Service-line Delivery Transformation: Some Pain but Big Gains

“Breaking news alert! Hospital X and hospital Y announce they are merging.”

At this point, you have heard the same breaking news story over and over again—the number of hospital mergers continues to rise. And the benefit? Likely none, and there is significant research to support the claim that hospital mergers are often anticompetitive. Nor do they benefit the communities they serve.

But people, particularly people in Congress, are starting to take notice. Hearings on anticompetitive behavior in health care markets were held in early March.

Nathan H. Comstock

Transformative health systems have taken notice as well. Leaders from Providence St. Joseph Health spoke at the American College of Healthcare Executives (ACHE) conference in Chicago in March. They discussed the value of service-line rationalization and centralization, and the importance of thinking proactively about how they can influence cost and utilization curves.

The Providence St. Joseph leadership realized that achieving its goals requires a fundamental shift in service-line strategy for a system that had $24 billion in operating revenues last year.
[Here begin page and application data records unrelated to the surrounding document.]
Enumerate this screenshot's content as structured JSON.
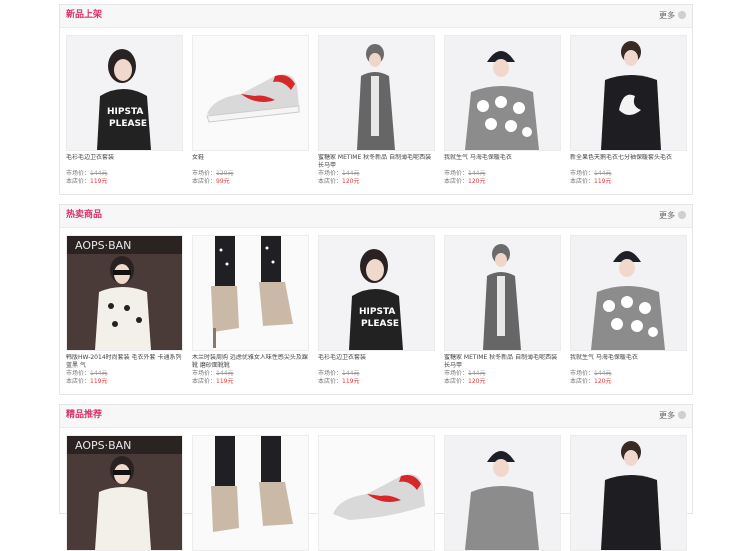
{
  "sections": [
    {
      "title": "新品上架",
      "more": "更多",
      "items": [
        {
          "name": "毛衫毛边卫衣套装",
          "market_label": "市场价：",
          "market_price": "144元",
          "store_label": "本店价：",
          "store_price": "119元",
          "image": "model-black-sweater-image"
        },
        {
          "name": "女鞋",
          "market_label": "市场价：",
          "market_price": "120元",
          "store_label": "本店价：",
          "store_price": "99元",
          "image": "sneaker-image"
        },
        {
          "name": "蜜糖家 METIME 秋冬新品 自制薄毛呢西装长马甲",
          "market_label": "市场价：",
          "market_price": "144元",
          "store_label": "本店价：",
          "store_price": "120元",
          "image": "model-grey-coat-image"
        },
        {
          "name": "我就生气 马海毛保暖毛衣",
          "market_label": "市场价：",
          "market_price": "144元",
          "store_label": "本店价：",
          "store_price": "120元",
          "image": "model-beanie-sweater-image"
        },
        {
          "name": "新全果色天鹅毛衣七分袖保暖套头毛衣",
          "market_label": "市场价：",
          "market_price": "144元",
          "store_label": "本店价：",
          "store_price": "119元",
          "image": "model-swan-sweater-image"
        }
      ]
    },
    {
      "title": "热卖商品",
      "more": "更多",
      "items": [
        {
          "name": "韩版HW-2014时尚套装 毛衣外套 卡通系列 蓝黑 气",
          "market_label": "市场价：",
          "market_price": "144元",
          "store_label": "本店价：",
          "store_price": "119元",
          "image": "model-sunglasses-image"
        },
        {
          "name": "木兰时装周购 远虑优雅女人味性感尖头及踝靴 磨砂面靴靴",
          "market_label": "市场价：",
          "market_price": "144元",
          "store_label": "本店价：",
          "store_price": "119元",
          "image": "ankle-boots-image"
        },
        {
          "name": "毛衫毛边卫衣套装",
          "market_label": "市场价：",
          "market_price": "144元",
          "store_label": "本店价：",
          "store_price": "119元",
          "image": "model-black-sweater-image"
        },
        {
          "name": "蜜糖家 METIME 秋冬新品 自制薄毛呢西装长马甲",
          "market_label": "市场价：",
          "market_price": "144元",
          "store_label": "本店价：",
          "store_price": "120元",
          "image": "model-grey-coat-image"
        },
        {
          "name": "我就生气 马海毛保暖毛衣",
          "market_label": "市场价：",
          "market_price": "144元",
          "store_label": "本店价：",
          "store_price": "120元",
          "image": "model-beanie-sweater-image"
        }
      ]
    },
    {
      "title": "精品推荐",
      "more": "更多",
      "items": [
        {
          "name": "",
          "market_label": "",
          "market_price": "",
          "store_label": "",
          "store_price": "",
          "image": "model-sunglasses-image"
        },
        {
          "name": "",
          "market_label": "",
          "market_price": "",
          "store_label": "",
          "store_price": "",
          "image": "ankle-boots-image"
        },
        {
          "name": "",
          "market_label": "",
          "market_price": "",
          "store_label": "",
          "store_price": "",
          "image": "sneaker-image"
        },
        {
          "name": "",
          "market_label": "",
          "market_price": "",
          "store_label": "",
          "store_price": "",
          "image": "model-beanie-sweater-image"
        },
        {
          "name": "",
          "market_label": "",
          "market_price": "",
          "store_label": "",
          "store_price": "",
          "image": "model-swan-sweater-image"
        }
      ]
    }
  ],
  "colors": {
    "accent": "#d6336c",
    "price": "#e4393c",
    "border": "#e6e6e6",
    "header_bg": "#f7f7f7"
  }
}
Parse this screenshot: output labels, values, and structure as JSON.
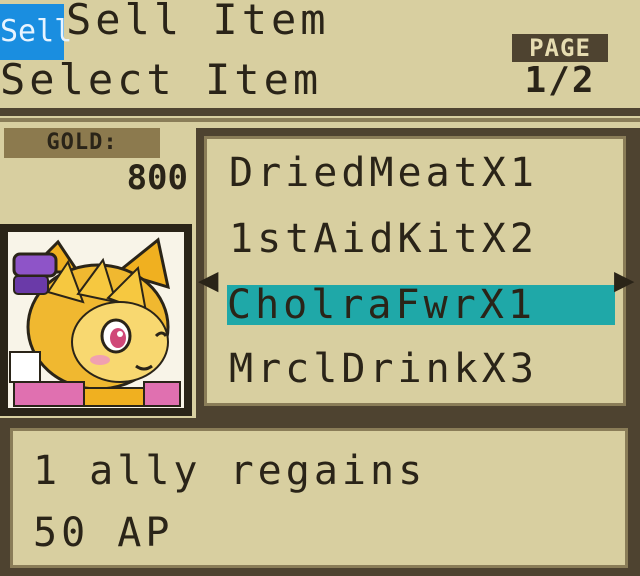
{
  "header": {
    "mode_badge": "Sell",
    "title": "Sell Item",
    "subtitle": "Select Item",
    "page_label": "PAGE",
    "page_value": "1/2"
  },
  "gold": {
    "label": "GOLD:",
    "value": "800"
  },
  "portrait": {
    "icon": "fox-girl-portrait"
  },
  "items": [
    {
      "label": "DriedMeatX1",
      "selected": false
    },
    {
      "label": "1stAidKitX2",
      "selected": false
    },
    {
      "label": "CholraFwrX1",
      "selected": true
    },
    {
      "label": "MrclDrinkX3",
      "selected": false
    }
  ],
  "arrows": {
    "left": "◀",
    "right": "▶"
  },
  "description": {
    "line1": "1 ally regains",
    "line2": "50 AP"
  },
  "colors": {
    "background": "#d8cfa0",
    "frame": "#4e4330",
    "selection": "#1fa8a8",
    "badge": "#1a8ee0"
  }
}
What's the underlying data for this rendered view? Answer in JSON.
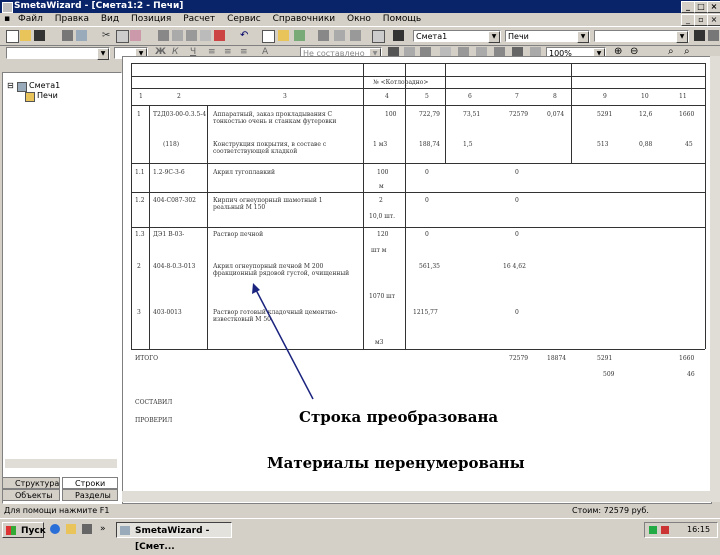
{
  "window": {
    "title": "SmetaWizard - [Смета1:2 - Печи]"
  },
  "menu": [
    "Файл",
    "Правка",
    "Вид",
    "Позиция",
    "Расчет",
    "Сервис",
    "Справочники",
    "Окно",
    "Помощь"
  ],
  "toolbar": {
    "doc_combo": "Смета1",
    "section_combo": "Печи",
    "zoom_combo": "100%",
    "style_combo": "Не составлено ...ые",
    "blank_combo": "",
    "blank_combo2": ""
  },
  "tree": {
    "root": "Смета1",
    "child": "Печи"
  },
  "panel_tabs": [
    "Структура",
    "Строки",
    "Объекты",
    "Разделы"
  ],
  "doc": {
    "section_header": "№ <Котлорадно>",
    "col_nums": [
      "1",
      "2",
      "3",
      "4",
      "5",
      "6",
      "7",
      "8",
      "9",
      "10",
      "11"
    ],
    "rows": [
      {
        "n": "1",
        "code": "Т2Д03-00-0.3.5-4",
        "name": "Аппаратный, заказ прокладывания С тонкостью очень и станкам футеровки",
        "unit": "100",
        "q": "722,79",
        "p": "73,51",
        "t": "72579",
        "a": "0,074",
        "b": "5291",
        "c": "12,6",
        "d": "1660"
      },
      {
        "n": "",
        "code": "(118)",
        "name": "Конструкция покрытия, в составе с соответствующей кладкой",
        "unit": "1 м3",
        "q": "188,74",
        "p": "1,5",
        "t": "",
        "a": "",
        "b": "513",
        "c": "0,88",
        "d": "45"
      },
      {
        "n": "1.1",
        "code": "1.2-9С-3-6",
        "name": "Акрил тугоплавкий",
        "unit": "100",
        "q": "0",
        "p": "",
        "t": "0",
        "a": "",
        "b": "",
        "c": "",
        "d": ""
      },
      {
        "n": "1.2",
        "code": "404-С087-302",
        "name": "Кирпич огнеупорный шамотный 1 реальный М 150",
        "unit": "2",
        "q": "0",
        "p": "",
        "t": "0",
        "a": "",
        "b": "",
        "c": "",
        "d": ""
      },
      {
        "n": "1.3",
        "code": "ДЭ1 В-03-",
        "name": "Раствор печной",
        "unit": "120",
        "q": "0",
        "p": "",
        "t": "0",
        "a": "",
        "b": "",
        "c": "",
        "d": ""
      },
      {
        "n": "2",
        "code": "404-8-0.3-013",
        "name": "Акрил огнеупорный печной М 200 фракционный рядовой густой, очищенный",
        "unit": "",
        "q": "561,35",
        "p": "",
        "t": "16 4,62",
        "a": "",
        "b": "",
        "c": "",
        "d": ""
      },
      {
        "n": "3",
        "code": "403-0013",
        "name": "Раствор готовый кладочный цементно-известковый М 50",
        "unit": "",
        "q": "1215,77",
        "p": "",
        "t": "0",
        "a": "",
        "b": "",
        "c": "",
        "d": ""
      }
    ],
    "units_extra": [
      "м",
      "10,0 шт.",
      "шт м",
      "1070 шт",
      "м3"
    ],
    "total_label": "ИТОГО",
    "total": {
      "t": "72579",
      "a": "18874",
      "b": "5291",
      "d": "1660"
    },
    "total2": {
      "b": "509",
      "d": "46"
    },
    "sign1": "СОСТАВИЛ",
    "sign2": "ПРОВЕРИЛ"
  },
  "annotations": {
    "arrow_text": "Строка преобразована",
    "bottom_text": "Материалы перенумерованы"
  },
  "status": {
    "left": "Для помощи нажмите F1",
    "right": "Стоим: 72579 руб."
  },
  "taskbar": {
    "start": "Пуск",
    "app": "SmetaWizard - [Смет...",
    "clock": "16:15"
  },
  "colors": {
    "titlebar": "#0a246a",
    "face": "#d4d0c8",
    "arrow": "#1a237e"
  }
}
The system, headquartered in Renton, Wash., moved from a hospital-centric service-line structure to a coordinated and standardized service-line delivery model. Moreover, the transformation happened across multiple facilities that span across inpatient and outpatient care settings.

To put it mildly, this type of service-line approach is hard to execute. It involves:

  • Understanding local and regional market dynamics
  • Recognizing consumer preferences for different services
  • Having a solid infrastructure of clinical, administrative, and support capacity

Perhaps the biggest hurdles are physician buy-in and a strong service-line governance model with an aligned management framework. All of this should be tailored to the organization’s cultural maturity and readiness for change.

For organizations that can pull this off, as Provi­dence St. Joseph did, the benefits are significant. Health systems can more effectively compete with smaller, more focused competitors that organize themselves around a few clinical service lines. (Think about your narrowly focused cardiac, orthopedic, and cancer competitors). Successful organizations can achieve tremendous fiscal benefits through efficiency and economies of scale, enhancing their ability to serve their communities. Moreover, a solid service-line strategy aligns clinical services while many organizations are expanding through acquisition of acute and ambulatory operations. The result is an arbitrage strategy to take advantage of an inefficiency in the market and capitalize on an opportunity to deliver more efficient and convenient care.

Maybe your organization isn’t thinking proactively about how to maximize its service-line offerings. But I can guarantee you that your competitors are.

Nathan H. Comstock is a provider advisory services manager at Optum.